Researchers used time diary data to find that this experience gap is attributed to the differing tasks of each parent.
“The good news from our study is that parents generally enjoy being with their kids, but the bad news is that mothers enjoy it less than fathers because they do more of the ‘work’ and less of the ‘fun’ parenting tasks,” said Ann Meier, researcher at University of Minnesota in the US.
Meier and her colleagues Kelly Musick at Cornell University and Sarah Flood at the Minnesota Population Centre used time diary data from more than 12,000 parents that linked to their feelings in the 2010, 2012, and 2013 American Time Use Survey.

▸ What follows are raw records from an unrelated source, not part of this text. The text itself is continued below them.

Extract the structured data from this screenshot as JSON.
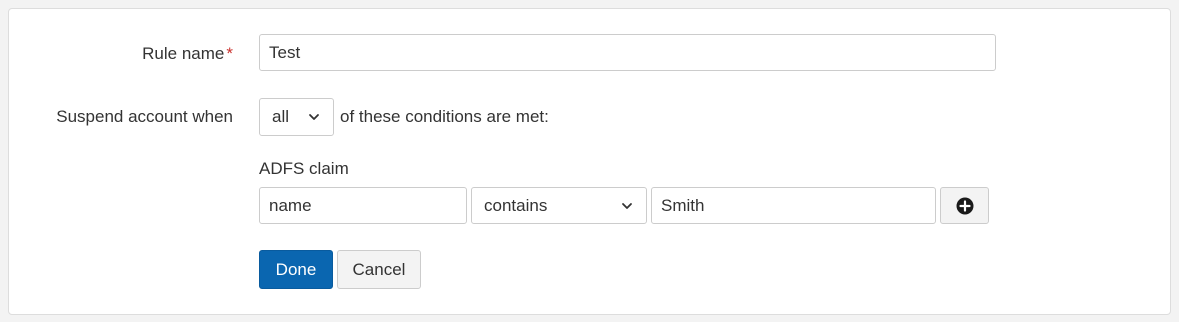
{
  "form": {
    "rule_name": {
      "label": "Rule name",
      "required_marker": "*",
      "value": "Test"
    },
    "suspend": {
      "label": "Suspend account when",
      "match_value": "all",
      "suffix": "of these conditions are met:"
    },
    "condition": {
      "section_label": "ADFS claim",
      "claim_value": "name",
      "operator_value": "contains",
      "match_text": "Smith",
      "add_icon": "plus-circle-icon"
    },
    "actions": {
      "done_label": "Done",
      "cancel_label": "Cancel"
    }
  },
  "colors": {
    "primary": "#0a66b0",
    "required": "#c9302c",
    "border": "#cccccc",
    "background": "#f3f3f3"
  }
}
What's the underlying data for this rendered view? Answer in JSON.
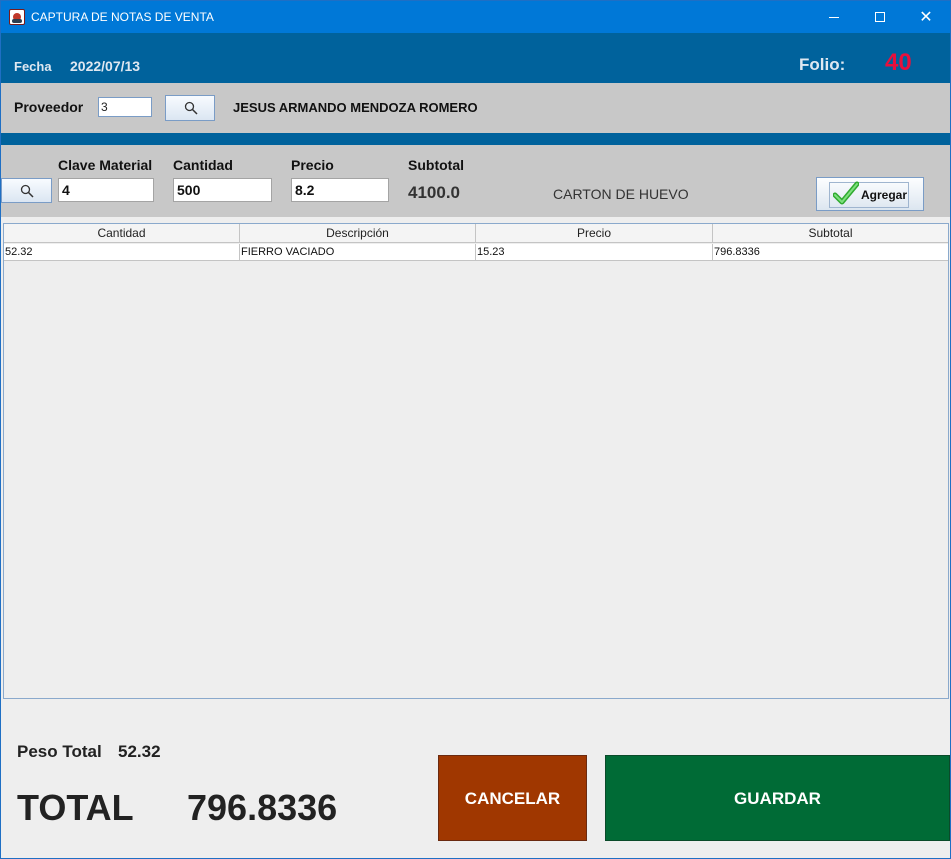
{
  "window": {
    "title": "CAPTURA DE NOTAS DE VENTA",
    "controls": {
      "minimize": "minimize",
      "maximize": "maximize",
      "close": "✕"
    }
  },
  "header": {
    "fecha_label": "Fecha",
    "fecha_value": "2022/07/13",
    "folio_label": "Folio:",
    "folio_value": "40"
  },
  "proveedor": {
    "label": "Proveedor",
    "id_value": "3",
    "name": "JESUS ARMANDO MENDOZA ROMERO"
  },
  "material": {
    "clave_label": "Clave Material",
    "clave_value": "4",
    "cantidad_label": "Cantidad",
    "cantidad_value": "500",
    "precio_label": "Precio",
    "precio_value": "8.2",
    "subtotal_label": "Subtotal",
    "subtotal_value": "4100.0",
    "description": "CARTON DE HUEVO",
    "add_button_label": "Agregar"
  },
  "table": {
    "columns": [
      "Cantidad",
      "Descripción",
      "Precio",
      "Subtotal"
    ],
    "rows": [
      [
        "52.32",
        "FIERRO VACIADO",
        "15.23",
        "796.8336"
      ]
    ]
  },
  "footer": {
    "peso_label": "Peso Total",
    "peso_value": "52.32",
    "total_label": "TOTAL",
    "total_value": "796.8336",
    "cancel_label": "CANCELAR",
    "save_label": "GUARDAR"
  },
  "colors": {
    "titlebar": "#0078d7",
    "header_band": "#00629c",
    "folio": "#e8103c",
    "cancel": "#a03700",
    "save": "#006b36"
  }
}
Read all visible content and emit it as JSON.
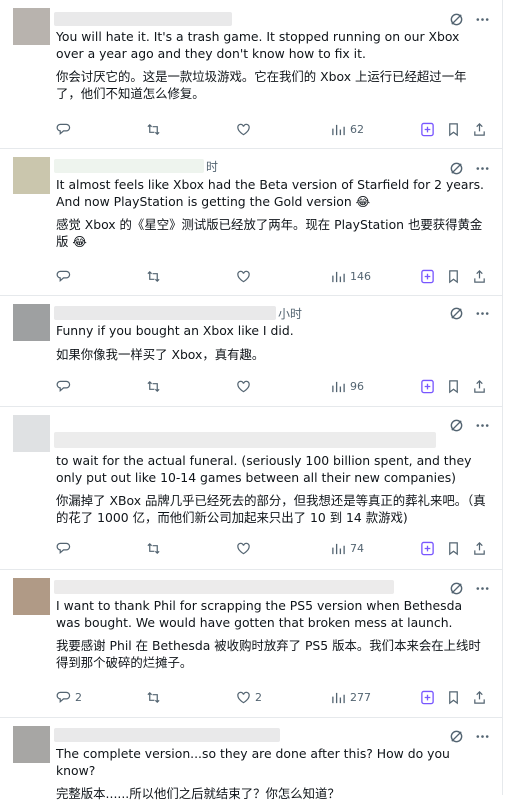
{
  "tweets": [
    {
      "header_suffix": "",
      "en": "You will hate it. It's a trash game. It stopped running on our Xbox over a year ago and they don't know how to fix it.",
      "zh": "你会讨厌它的。这是一款垃圾游戏。它在我们的 Xbox 上运行已经超过一年了，他们不知道怎么修复。",
      "replies": "",
      "views": "62"
    },
    {
      "header_suffix": "时",
      "en": "It almost feels like Xbox had the Beta version of Starfield for 2 years.  And now PlayStation is getting the Gold version 😂",
      "zh": "感觉 Xbox 的《星空》测试版已经放了两年。现在 PlayStation 也要获得黄金版 😂",
      "replies": "",
      "views": "146"
    },
    {
      "header_suffix": "小时",
      "en": "Funny if you bought an Xbox like I did.",
      "zh": "如果你像我一样买了 Xbox，真有趣。",
      "replies": "",
      "views": "96"
    },
    {
      "header_suffix": "",
      "en": "to wait for the actual funeral.  (seriously 100 billion spent, and they only put out like 10-14 games between all their new companies)",
      "zh": "你漏掉了 XBox 品牌几乎已经死去的部分，但我想还是等真正的葬礼来吧。（真的花了 1000 亿，而他们新公司加起来只出了 10 到 14 款游戏)",
      "replies": "",
      "views": "74"
    },
    {
      "header_suffix": "",
      "en": "I want to thank Phil for scrapping the PS5 version when Bethesda was bought. We would have gotten that broken mess at launch.",
      "zh": "我要感谢 Phil 在 Bethesda 被收购时放弃了 PS5 版本。我们本来会在上线时得到那个破碎的烂摊子。",
      "replies": "2",
      "views": "277"
    },
    {
      "header_suffix": "",
      "en": "The complete version...so they are done after this? How do you know?",
      "zh": "完整版本......所以他们之后就结束了？你怎么知道？",
      "replies": "",
      "views": ""
    }
  ],
  "icons": {
    "grok": "grok-icon",
    "more": "more-icon",
    "reply": "reply-icon",
    "retweet": "retweet-icon",
    "like": "like-icon",
    "views": "views-icon",
    "grok_action": "grok-explain-icon",
    "bookmark": "bookmark-icon",
    "share": "share-icon"
  },
  "colors": {
    "text": "#0f1419",
    "secondary": "#536471",
    "grok_accent": "#7856ff",
    "divider": "#e6e9ec"
  }
}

The team examined the types of parenting activities mothers and fathers performed and individual well-being during the activities.
Researchers found that not only do parenting activities between mothers and fathers differ, the environment surrounding the activity differs as well.
“When mothers are with their kids, they are more often by themselves. When fathers are with their kids, they are more likely to have other adults around, offering some back-up. This helps us understand why fathers are less stressed when with kids,” said Meier.Sleep also had an effect on parent’s differing levels of happiness, said Meier.
“Mothers are more likely than fathers to be called on by kids ‘around the clock.’ Fathers’ sleep and down-time are less likely than mother’s to be interrupted by kids. This is part of the reason fathers are less tired than mothers when parenting,” said Meier.
The study confirms what many mothers have noted anecdotally.
The data around parenting, activities, and happiness may help close the experience gap between genders.
“Having data systematically collected from thousands of parents allows us to confirm what parents have known for years – that parenting is meaningful but also stressful and tiring,” Meier said.
“Many mothers will recognise their experiences of interrupted sleep and daily feeding and bathing. Hopefully, many dads will see that their partners will likely be happier if they trade some of their leisure time with kids for more of the ‘work’ of parenting,” Meier added.